[DATA FOR THIS EXERCISE]

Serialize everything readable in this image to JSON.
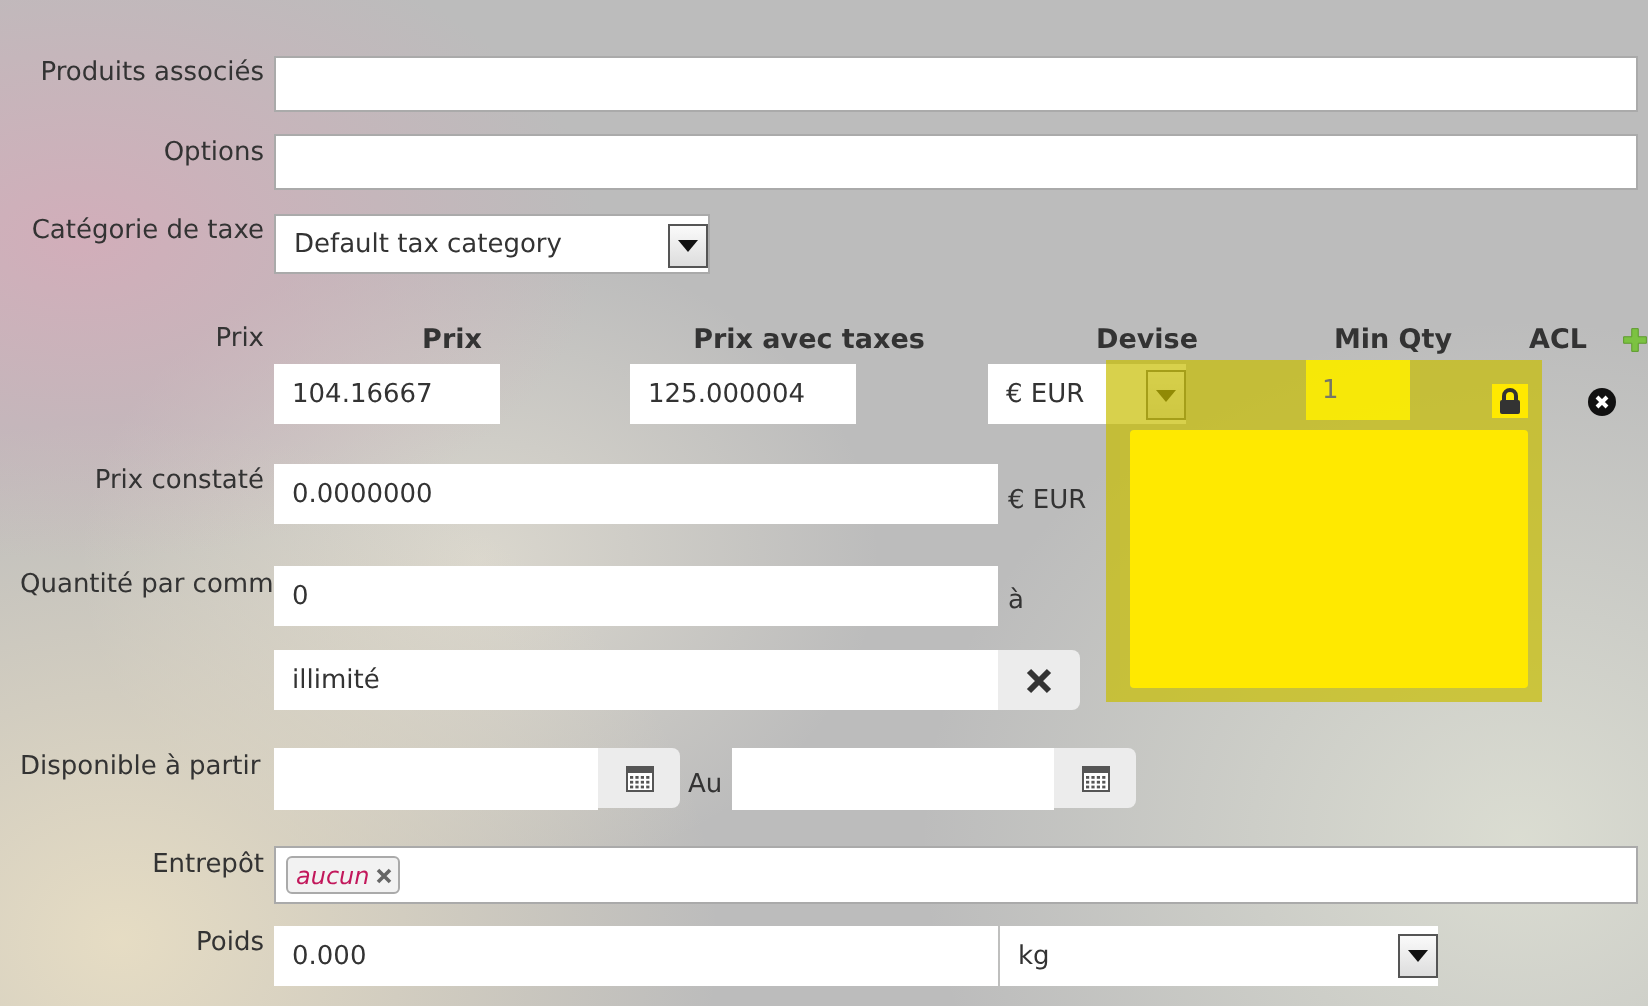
{
  "related_products": {
    "label": "Produits associés"
  },
  "options": {
    "label": "Options"
  },
  "tax_category": {
    "label": "Catégorie de taxe",
    "value": "Default tax category"
  },
  "prices": {
    "label": "Prix",
    "columns": [
      "Prix",
      "Prix avec taxes",
      "Devise",
      "Min Qty",
      "ACL"
    ],
    "rows": [
      {
        "price": "104.16667",
        "price_with_tax": "125.000004",
        "currency": "€ EUR",
        "min_qty": "1"
      }
    ]
  },
  "list_price": {
    "label": "Prix constaté",
    "value": "0.0000000",
    "unit": "€ EUR"
  },
  "quantity": {
    "label": "Quantité par comm",
    "from": "0",
    "between": "à",
    "to": "illimité"
  },
  "availability": {
    "label": "Disponible à partir",
    "between": "Au"
  },
  "warehouse": {
    "label": "Entrepôt",
    "tags": [
      "aucun"
    ]
  },
  "weight": {
    "label": "Poids",
    "value": "0.000",
    "unit": "kg"
  }
}
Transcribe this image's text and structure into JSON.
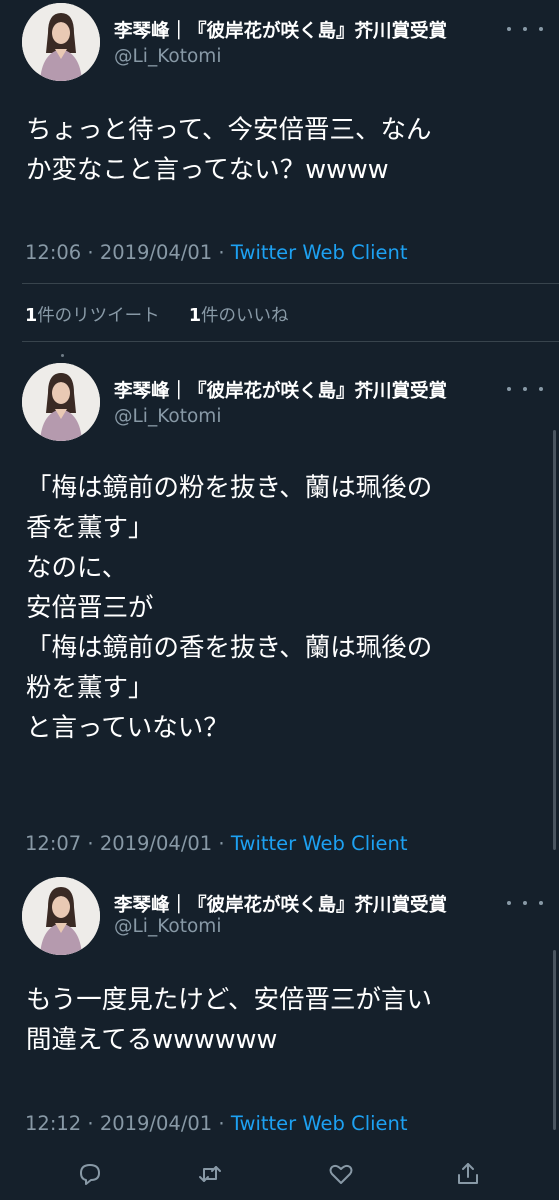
{
  "author": {
    "name": "李琴峰｜『彼岸花が咲く島』芥川賞受賞",
    "handle": "@Li_Kotomi",
    "avatar_icon": "profile-photo-avatar"
  },
  "tweets": [
    {
      "lines": [
        "ちょっと待って、今安倍晋三、なん",
        "か変なこと言ってない？wwww"
      ],
      "time": "12:06",
      "date": "2019/04/01",
      "client": "Twitter Web Client"
    },
    {
      "lines": [
        "「梅は鏡前の粉を抜き、蘭は珮後の",
        "香を薫す」",
        "なのに、",
        "安倍晋三が",
        "「梅は鏡前の香を抜き、蘭は珮後の",
        "粉を薫す」",
        "と言っていない？"
      ],
      "time": "12:07",
      "date": "2019/04/01",
      "client": "Twitter Web Client"
    },
    {
      "lines": [
        "もう一度見たけど、安倍晋三が言い",
        "間違えてるwwwwww"
      ],
      "time": "12:12",
      "date": "2019/04/01",
      "client": "Twitter Web Client"
    }
  ],
  "stats": {
    "retweets_count": "1",
    "retweets_label": "件のリツイート",
    "likes_count": "1",
    "likes_label": "件のいいね"
  },
  "separator": "·",
  "actions": [
    "reply-icon",
    "retweet-icon",
    "like-icon",
    "share-icon"
  ],
  "colors": {
    "background": "#15202b",
    "text": "#ffffff",
    "secondary": "#8899a6",
    "link": "#1da1f2",
    "divider": "#38444d"
  }
}
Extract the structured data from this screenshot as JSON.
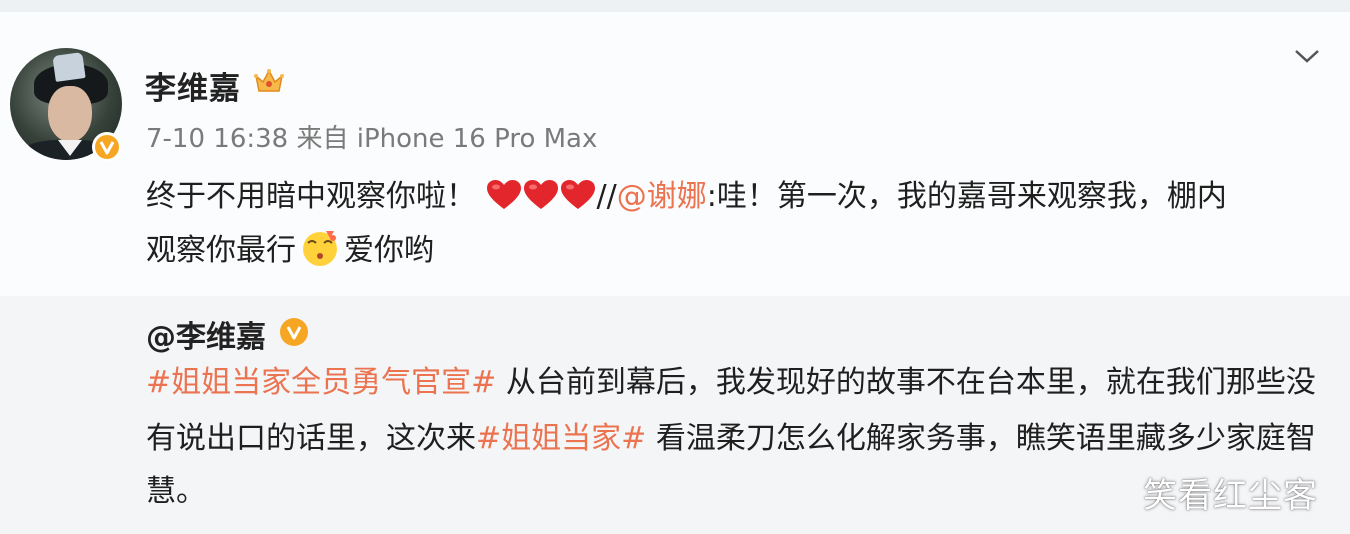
{
  "post": {
    "author": "李维嘉",
    "time": "7-10 16:38",
    "source": "来自 iPhone 16 Pro Max",
    "line1_text": "终于不用暗中观察你啦！",
    "line1_sep": "//",
    "line1_mention": "@谢娜",
    "line1_rest": ":哇！第一次，我的嘉哥来观察我，棚内",
    "line2_text": "观察你最行",
    "line2_tail": "爱你哟",
    "emoji_heart": "red-heart-icon",
    "emoji_face": "kiss-face-icon"
  },
  "quoted": {
    "author": "@李维嘉",
    "topic1": "#姐姐当家全员勇气官宣#",
    "line1_rest": " 从台前到幕后，我发现好的故事不在台本里，就在我们那些没",
    "line2_start": "有说出口的话里，这次来",
    "topic2": "#姐姐当家#",
    "line2_rest": " 看温柔刀怎么化解家务事，瞧笑语里藏多少家庭智",
    "line3": "慧。"
  },
  "watermark": "笑看红尘客",
  "colors": {
    "accent": "#eb7350",
    "badge": "#f6a623"
  }
}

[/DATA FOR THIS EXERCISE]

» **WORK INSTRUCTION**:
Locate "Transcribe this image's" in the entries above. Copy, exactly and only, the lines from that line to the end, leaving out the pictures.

» **TASK RESULT**:
Transcribe this image's text and structure into JSON.
{
  "author": {
    "name": "李琴峰｜『彼岸花が咲く島』芥川賞受賞",
    "handle": "@Li_Kotomi",
    "avatar_icon": "profile-photo-avatar"
  },
  "tweets": [
    {
      "lines": [
        "ちょっと待って、今安倍晋三、なん",
        "か変なこと言ってない？wwww"
      ],
      "time": "12:06",
      "date": "2019/04/01",
      "client": "Twitter Web Client"
    },
    {
      "lines": [
        "「梅は鏡前の粉を抜き、蘭は珮後の",
        "香を薫す」",
        "なのに、",
        "安倍晋三が",
        "「梅は鏡前の香を抜き、蘭は珮後の",
        "粉を薫す」",
        "と言っていない？"
      ],
      "time": "12:07",
      "date": "2019/04/01",
      "client": "Twitter Web Client"
    },
    {
      "lines": [
        "もう一度見たけど、安倍晋三が言い",
        "間違えてるwwwwww"
      ],
      "time": "12:12",
      "date": "2019/04/01",
      "client": "Twitter Web Client"
    }
  ],
  "stats": {
    "retweets_count": "1",
    "retweets_label": "件のリツイート",
    "likes_count": "1",
    "likes_label": "件のいいね"
  },
  "separator": "·",
  "actions": [
    "reply-icon",
    "retweet-icon",
    "like-icon",
    "share-icon"
  ],
  "colors": {
    "background": "#15202b",
    "text": "#ffffff",
    "secondary": "#8899a6",
    "link": "#1da1f2",
    "divider": "#38444d"
  }
}
Extract the structured data from this screenshot as JSON.
{
  "post": {
    "author": "李维嘉",
    "time": "7-10 16:38",
    "source": "来自 iPhone 16 Pro Max",
    "line1_text": "终于不用暗中观察你啦！",
    "line1_sep": "//",
    "line1_mention": "@谢娜",
    "line1_rest": ":哇！第一次，我的嘉哥来观察我，棚内",
    "line2_text": "观察你最行",
    "line2_tail": "爱你哟",
    "emoji_heart": "red-heart-icon",
    "emoji_face": "kiss-face-icon"
  },
  "quoted": {
    "author": "@李维嘉",
    "topic1": "#姐姐当家全员勇气官宣#",
    "line1_rest": " 从台前到幕后，我发现好的故事不在台本里，就在我们那些没",
    "line2_start": "有说出口的话里，这次来",
    "topic2": "#姐姐当家#",
    "line2_rest": " 看温柔刀怎么化解家务事，瞧笑语里藏多少家庭智",
    "line3": "慧。"
  },
  "watermark": "笑看红尘客",
  "colors": {
    "accent": "#eb7350",
    "badge": "#f6a623"
  }
}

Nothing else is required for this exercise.